第 52 頁 - As to pay, Sir, I beg leave to assure the Congress, that, as no pecuniary consideration could have tempted me to accept this arduous employment, at the expense of my domestic ease and happiness, I do not wish to make any profit from it. I will keep an exact account of my expenses.
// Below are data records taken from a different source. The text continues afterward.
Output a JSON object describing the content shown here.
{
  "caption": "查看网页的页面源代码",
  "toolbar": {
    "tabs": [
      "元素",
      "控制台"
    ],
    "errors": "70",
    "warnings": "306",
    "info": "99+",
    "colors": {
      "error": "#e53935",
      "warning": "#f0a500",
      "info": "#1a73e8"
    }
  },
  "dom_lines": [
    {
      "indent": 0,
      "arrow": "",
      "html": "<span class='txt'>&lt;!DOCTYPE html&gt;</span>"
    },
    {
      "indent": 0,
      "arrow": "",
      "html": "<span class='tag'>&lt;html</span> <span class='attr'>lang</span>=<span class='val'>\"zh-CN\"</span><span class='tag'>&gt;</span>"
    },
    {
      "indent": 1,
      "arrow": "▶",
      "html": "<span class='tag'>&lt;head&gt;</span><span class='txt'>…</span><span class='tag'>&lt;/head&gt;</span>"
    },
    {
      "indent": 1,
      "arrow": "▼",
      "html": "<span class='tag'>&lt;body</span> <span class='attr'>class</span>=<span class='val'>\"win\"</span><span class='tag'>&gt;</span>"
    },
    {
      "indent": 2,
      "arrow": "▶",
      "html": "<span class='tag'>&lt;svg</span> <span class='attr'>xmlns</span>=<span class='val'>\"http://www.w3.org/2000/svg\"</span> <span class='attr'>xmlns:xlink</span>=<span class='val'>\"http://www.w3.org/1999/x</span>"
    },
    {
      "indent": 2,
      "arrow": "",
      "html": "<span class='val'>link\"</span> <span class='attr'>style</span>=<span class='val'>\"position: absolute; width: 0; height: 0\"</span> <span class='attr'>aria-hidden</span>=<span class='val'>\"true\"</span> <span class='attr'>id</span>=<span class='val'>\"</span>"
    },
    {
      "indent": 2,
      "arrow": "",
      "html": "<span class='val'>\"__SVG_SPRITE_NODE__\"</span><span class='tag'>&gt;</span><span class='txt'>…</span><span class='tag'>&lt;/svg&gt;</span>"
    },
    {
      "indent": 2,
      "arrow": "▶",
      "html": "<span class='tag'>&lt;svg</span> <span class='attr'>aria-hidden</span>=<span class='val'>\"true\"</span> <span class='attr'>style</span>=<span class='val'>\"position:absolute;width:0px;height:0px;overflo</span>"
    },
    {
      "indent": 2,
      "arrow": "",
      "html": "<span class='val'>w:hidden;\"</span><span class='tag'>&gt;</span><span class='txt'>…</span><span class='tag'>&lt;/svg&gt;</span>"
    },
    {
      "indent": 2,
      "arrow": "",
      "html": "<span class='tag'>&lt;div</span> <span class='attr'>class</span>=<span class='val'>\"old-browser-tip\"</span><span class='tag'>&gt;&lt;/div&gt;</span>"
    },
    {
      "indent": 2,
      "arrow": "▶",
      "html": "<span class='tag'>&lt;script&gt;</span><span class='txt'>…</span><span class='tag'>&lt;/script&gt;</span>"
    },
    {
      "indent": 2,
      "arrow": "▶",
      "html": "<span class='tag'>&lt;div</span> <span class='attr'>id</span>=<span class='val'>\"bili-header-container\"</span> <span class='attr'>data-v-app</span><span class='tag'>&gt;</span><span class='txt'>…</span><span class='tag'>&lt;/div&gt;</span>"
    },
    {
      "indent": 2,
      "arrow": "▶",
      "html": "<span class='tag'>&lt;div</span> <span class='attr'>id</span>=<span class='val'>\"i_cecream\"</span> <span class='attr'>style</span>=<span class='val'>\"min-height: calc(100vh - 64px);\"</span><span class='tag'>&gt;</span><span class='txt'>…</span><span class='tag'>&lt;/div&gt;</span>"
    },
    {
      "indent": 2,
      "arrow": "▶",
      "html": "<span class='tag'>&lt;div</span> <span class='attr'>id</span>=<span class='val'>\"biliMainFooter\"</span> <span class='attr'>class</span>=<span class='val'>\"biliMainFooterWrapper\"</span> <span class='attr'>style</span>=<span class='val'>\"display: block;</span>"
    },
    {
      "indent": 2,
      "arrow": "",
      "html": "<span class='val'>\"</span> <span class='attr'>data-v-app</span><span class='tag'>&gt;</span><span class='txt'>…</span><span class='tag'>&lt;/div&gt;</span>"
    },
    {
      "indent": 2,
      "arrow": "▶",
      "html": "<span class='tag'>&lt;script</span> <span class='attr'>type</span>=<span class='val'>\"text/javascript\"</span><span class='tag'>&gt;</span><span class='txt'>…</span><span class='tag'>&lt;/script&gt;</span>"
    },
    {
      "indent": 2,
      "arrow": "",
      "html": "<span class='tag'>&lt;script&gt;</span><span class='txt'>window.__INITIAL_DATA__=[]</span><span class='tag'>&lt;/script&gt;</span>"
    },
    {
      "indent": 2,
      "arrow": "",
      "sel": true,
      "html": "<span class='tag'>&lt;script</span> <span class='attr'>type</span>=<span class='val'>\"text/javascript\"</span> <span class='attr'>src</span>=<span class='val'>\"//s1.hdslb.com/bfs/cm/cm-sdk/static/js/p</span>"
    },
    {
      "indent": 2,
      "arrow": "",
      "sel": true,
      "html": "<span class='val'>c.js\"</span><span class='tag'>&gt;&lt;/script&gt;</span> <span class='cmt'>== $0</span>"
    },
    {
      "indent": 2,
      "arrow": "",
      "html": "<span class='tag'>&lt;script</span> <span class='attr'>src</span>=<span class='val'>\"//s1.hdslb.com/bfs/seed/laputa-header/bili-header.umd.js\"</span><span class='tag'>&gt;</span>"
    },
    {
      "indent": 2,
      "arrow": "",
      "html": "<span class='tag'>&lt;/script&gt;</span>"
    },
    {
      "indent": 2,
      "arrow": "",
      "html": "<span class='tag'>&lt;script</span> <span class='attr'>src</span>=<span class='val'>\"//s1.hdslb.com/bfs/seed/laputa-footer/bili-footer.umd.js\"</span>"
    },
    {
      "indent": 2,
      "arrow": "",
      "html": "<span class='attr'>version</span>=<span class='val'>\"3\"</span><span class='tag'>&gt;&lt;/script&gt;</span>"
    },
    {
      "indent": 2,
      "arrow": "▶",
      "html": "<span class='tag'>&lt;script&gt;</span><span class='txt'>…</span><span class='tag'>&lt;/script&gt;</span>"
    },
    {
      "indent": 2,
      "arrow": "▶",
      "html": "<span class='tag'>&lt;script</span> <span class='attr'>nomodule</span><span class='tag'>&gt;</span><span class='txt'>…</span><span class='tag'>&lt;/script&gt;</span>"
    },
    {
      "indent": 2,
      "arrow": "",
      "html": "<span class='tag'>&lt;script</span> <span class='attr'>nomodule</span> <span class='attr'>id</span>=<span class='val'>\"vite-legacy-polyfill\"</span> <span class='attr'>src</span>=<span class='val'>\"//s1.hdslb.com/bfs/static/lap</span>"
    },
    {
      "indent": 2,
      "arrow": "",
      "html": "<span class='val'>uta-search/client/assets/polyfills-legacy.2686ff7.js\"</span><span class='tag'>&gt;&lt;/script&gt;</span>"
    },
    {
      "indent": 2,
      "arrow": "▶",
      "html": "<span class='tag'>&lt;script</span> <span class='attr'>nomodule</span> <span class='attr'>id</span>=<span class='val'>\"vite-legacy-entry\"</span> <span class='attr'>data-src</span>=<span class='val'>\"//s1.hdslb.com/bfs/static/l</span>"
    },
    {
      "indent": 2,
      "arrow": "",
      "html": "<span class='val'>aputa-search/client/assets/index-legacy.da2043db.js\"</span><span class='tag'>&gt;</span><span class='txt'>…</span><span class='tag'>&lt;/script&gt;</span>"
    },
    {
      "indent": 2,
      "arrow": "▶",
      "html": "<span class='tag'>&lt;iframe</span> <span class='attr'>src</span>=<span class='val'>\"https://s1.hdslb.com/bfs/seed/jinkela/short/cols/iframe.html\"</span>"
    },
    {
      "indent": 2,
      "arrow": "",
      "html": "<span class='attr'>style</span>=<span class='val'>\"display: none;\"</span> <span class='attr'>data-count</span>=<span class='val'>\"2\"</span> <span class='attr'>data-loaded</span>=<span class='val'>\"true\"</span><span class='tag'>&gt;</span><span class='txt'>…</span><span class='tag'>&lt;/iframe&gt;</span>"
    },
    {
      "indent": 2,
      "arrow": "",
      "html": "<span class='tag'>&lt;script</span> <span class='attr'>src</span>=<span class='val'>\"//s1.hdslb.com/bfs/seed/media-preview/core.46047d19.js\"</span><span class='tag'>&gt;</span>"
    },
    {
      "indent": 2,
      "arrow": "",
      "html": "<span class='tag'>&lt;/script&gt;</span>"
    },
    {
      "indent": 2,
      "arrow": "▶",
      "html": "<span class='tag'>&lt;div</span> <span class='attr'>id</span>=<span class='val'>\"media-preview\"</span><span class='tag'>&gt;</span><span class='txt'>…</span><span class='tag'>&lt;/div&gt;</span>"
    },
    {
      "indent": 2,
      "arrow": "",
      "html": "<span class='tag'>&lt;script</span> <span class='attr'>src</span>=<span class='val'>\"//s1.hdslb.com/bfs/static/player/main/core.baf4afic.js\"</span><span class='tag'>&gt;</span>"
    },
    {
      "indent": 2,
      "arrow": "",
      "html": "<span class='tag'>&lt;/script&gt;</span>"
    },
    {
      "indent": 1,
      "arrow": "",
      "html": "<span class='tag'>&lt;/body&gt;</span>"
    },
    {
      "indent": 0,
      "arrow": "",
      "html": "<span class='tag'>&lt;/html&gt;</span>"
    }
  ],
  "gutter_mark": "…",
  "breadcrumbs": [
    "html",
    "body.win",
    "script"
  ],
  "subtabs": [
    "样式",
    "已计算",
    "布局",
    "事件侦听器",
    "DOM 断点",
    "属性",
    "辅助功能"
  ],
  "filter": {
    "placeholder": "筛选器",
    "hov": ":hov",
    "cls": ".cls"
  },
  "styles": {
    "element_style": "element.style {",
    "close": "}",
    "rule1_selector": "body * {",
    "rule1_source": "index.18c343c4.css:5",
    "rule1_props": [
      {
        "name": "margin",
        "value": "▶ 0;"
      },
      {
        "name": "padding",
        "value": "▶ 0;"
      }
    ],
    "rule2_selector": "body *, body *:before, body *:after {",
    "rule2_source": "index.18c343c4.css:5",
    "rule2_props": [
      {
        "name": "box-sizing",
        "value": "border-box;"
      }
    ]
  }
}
Those, I doubt not, they will discharge; and that is all I desire.
第 53 頁 - I shall feel no pain from the toil or danger of the campaign ; my unhappiness will flow from the uneasiness I know you will feel from being left alone.
第 52 頁 - But lest some unlucky event should happen unfavorable to my reputation, I beg it may be remembered by every gentleman in the room that I this day declare, with the utmost sincerity, I do not think myself equal to the command I am honored with.
第 30 頁 - But, by the all-powerful dispensations of Providence, I have been protected beyond all human probability, or expectation ; for I had four bullets through my coat, and two horses shot under me, yet escaped unhurt, though death was levelling my companions on every side of me...
第 106 頁 - It is too probable that no plan we propose will be adopted. Perhaps another dreadful conflict is to be sustained. If, to please the people, we offer what we ourselves disapprove, how can we afterwards defend our work? Let us raise a standard to which the wise and honest can repair: the event is in the hands of God.
第 48 頁 - If you speak of eloquence, Mr. Rutledge, of South Carolina, is by far the greatest orator ; but if you speak of solid information and sound judgment, Colonel Washington is unquestionably the greatest man on that floor.
第 38 頁 - Your modesty equals your valor, and that surpasses the power of any language I possess.